- **Task objective**:
Check every line of the data below for "this". Copy each one that has it.

[Data about app and page elements]
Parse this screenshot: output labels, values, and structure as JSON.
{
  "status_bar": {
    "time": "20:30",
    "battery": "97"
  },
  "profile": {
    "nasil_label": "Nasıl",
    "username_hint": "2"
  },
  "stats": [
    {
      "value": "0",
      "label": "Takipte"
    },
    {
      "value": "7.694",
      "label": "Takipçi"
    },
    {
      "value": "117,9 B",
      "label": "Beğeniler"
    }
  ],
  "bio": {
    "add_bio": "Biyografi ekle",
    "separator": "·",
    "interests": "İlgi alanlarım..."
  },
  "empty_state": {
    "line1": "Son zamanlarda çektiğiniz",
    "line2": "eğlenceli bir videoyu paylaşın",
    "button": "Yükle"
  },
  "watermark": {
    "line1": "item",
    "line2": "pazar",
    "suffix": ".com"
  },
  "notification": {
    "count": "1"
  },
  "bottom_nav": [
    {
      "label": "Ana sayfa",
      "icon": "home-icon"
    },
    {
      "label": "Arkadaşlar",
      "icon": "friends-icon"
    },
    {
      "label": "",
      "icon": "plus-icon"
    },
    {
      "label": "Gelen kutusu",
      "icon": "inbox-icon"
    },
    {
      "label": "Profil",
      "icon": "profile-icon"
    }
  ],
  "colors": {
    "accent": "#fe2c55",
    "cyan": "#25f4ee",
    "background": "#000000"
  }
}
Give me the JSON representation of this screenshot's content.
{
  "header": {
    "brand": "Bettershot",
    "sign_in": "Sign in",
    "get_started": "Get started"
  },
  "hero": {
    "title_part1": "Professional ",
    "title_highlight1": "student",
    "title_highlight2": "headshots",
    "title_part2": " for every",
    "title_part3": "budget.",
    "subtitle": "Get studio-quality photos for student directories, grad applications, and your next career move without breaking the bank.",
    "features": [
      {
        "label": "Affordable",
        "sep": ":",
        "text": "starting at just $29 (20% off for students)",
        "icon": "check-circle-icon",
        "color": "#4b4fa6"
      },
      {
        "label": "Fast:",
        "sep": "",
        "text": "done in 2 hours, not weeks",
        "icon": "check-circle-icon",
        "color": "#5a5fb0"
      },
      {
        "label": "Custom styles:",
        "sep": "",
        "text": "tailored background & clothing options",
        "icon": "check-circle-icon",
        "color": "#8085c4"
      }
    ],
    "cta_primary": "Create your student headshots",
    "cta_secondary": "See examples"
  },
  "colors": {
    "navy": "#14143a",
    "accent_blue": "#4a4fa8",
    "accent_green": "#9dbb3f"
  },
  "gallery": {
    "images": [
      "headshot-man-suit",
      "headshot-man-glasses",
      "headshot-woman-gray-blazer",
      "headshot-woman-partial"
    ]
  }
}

- **Expected answer**:
Parse this screenshot: output labels, values, and structure as JSON.
Give me the JSON representation of this screenshot's content.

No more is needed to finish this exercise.